--- START ---

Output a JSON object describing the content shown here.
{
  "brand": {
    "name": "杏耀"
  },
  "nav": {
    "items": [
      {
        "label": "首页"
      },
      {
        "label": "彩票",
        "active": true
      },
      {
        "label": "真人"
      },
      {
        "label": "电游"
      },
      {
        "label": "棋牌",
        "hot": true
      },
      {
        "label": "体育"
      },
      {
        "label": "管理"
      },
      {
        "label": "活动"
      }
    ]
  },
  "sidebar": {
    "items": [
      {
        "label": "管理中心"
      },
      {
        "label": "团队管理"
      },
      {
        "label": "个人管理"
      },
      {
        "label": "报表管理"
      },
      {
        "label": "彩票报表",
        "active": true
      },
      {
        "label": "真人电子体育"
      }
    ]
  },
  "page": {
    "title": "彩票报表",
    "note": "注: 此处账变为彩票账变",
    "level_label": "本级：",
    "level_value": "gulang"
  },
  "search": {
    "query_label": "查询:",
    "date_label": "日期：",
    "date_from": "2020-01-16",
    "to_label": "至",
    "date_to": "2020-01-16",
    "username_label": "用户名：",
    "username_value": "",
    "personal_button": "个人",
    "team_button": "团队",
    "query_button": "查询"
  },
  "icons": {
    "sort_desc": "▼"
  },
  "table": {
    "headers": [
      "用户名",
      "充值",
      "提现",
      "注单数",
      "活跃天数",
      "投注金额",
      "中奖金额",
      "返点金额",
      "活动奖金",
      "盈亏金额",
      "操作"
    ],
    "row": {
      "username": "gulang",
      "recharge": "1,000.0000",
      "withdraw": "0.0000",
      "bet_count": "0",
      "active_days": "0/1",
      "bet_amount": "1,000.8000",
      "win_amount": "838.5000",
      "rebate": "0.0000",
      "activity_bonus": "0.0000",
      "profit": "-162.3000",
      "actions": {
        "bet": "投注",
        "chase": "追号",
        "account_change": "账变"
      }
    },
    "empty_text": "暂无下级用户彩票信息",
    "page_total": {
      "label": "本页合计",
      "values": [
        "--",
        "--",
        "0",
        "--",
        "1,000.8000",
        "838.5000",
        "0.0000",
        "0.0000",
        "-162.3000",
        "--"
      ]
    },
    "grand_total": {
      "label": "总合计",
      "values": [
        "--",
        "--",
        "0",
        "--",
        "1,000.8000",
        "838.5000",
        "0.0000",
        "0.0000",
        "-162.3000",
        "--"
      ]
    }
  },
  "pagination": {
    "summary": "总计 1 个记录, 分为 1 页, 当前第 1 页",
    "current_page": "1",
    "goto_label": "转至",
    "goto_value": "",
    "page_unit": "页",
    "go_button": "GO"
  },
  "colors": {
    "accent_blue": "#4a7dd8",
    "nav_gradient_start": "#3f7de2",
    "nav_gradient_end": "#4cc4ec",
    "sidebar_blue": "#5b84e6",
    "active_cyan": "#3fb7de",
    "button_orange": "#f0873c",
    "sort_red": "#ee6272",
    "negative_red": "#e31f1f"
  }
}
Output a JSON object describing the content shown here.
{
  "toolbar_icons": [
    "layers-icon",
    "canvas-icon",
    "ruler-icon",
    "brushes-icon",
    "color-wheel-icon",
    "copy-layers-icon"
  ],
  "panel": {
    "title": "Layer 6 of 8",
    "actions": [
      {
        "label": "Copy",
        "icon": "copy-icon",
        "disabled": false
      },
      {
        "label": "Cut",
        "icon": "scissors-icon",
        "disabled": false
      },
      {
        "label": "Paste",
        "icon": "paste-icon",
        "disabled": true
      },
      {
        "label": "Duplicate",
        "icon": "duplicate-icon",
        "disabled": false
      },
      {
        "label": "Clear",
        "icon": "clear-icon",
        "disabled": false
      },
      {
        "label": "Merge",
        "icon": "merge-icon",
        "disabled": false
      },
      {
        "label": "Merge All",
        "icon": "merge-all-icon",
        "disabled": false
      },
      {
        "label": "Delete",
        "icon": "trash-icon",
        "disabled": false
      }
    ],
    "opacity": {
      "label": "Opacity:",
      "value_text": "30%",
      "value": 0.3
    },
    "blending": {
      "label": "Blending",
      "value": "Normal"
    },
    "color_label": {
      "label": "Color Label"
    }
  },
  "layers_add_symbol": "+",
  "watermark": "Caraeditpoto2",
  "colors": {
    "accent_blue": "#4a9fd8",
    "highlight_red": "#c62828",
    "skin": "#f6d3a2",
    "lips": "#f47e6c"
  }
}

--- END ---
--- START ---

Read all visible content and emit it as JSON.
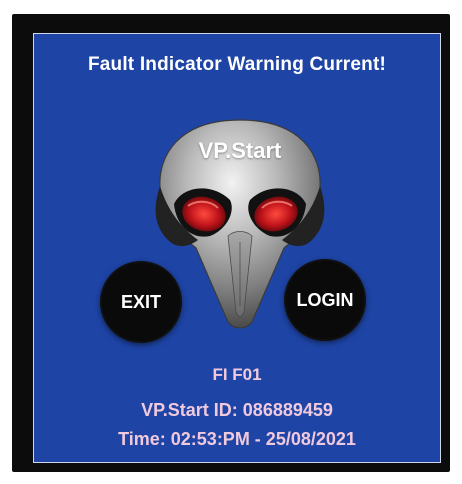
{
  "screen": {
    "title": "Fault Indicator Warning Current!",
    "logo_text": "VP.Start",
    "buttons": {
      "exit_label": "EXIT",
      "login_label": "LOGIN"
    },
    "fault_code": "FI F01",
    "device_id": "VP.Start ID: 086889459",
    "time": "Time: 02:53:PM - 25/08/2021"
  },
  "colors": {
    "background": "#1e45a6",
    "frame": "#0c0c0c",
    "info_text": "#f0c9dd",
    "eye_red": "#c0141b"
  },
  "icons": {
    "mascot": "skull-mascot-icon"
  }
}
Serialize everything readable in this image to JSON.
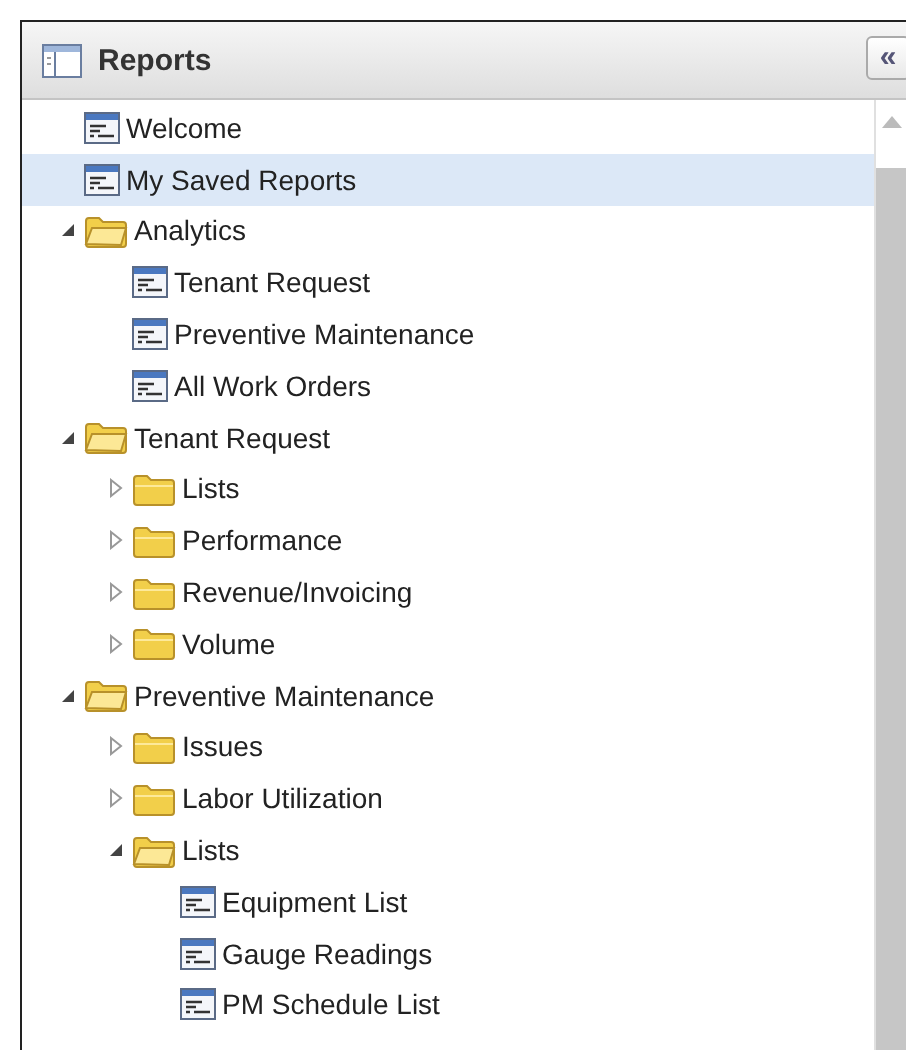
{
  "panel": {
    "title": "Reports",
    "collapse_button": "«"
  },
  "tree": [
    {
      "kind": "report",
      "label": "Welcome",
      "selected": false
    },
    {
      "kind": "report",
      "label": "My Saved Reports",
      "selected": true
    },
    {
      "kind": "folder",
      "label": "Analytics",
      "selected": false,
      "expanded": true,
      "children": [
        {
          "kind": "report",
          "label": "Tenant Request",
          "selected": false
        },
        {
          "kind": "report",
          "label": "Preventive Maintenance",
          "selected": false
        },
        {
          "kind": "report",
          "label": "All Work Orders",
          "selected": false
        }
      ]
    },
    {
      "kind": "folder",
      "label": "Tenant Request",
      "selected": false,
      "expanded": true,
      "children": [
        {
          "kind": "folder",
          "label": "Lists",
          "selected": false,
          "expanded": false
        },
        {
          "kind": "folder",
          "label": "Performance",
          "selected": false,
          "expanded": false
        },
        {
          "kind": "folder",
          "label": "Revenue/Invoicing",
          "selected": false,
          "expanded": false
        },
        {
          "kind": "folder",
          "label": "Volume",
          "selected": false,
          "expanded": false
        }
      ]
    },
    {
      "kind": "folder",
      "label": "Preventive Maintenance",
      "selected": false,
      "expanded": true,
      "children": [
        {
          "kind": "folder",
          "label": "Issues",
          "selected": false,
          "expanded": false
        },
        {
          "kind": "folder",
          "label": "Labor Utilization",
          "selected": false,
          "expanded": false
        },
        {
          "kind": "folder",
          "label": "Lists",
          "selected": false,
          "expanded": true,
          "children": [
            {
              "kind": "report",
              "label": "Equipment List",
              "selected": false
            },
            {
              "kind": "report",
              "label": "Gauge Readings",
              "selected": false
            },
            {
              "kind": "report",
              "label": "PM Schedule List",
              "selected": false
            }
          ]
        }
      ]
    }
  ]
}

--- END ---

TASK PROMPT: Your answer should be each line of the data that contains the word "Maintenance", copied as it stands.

TASK ANSWER:
          "label": "Preventive Maintenance",
      "label": "Preventive Maintenance",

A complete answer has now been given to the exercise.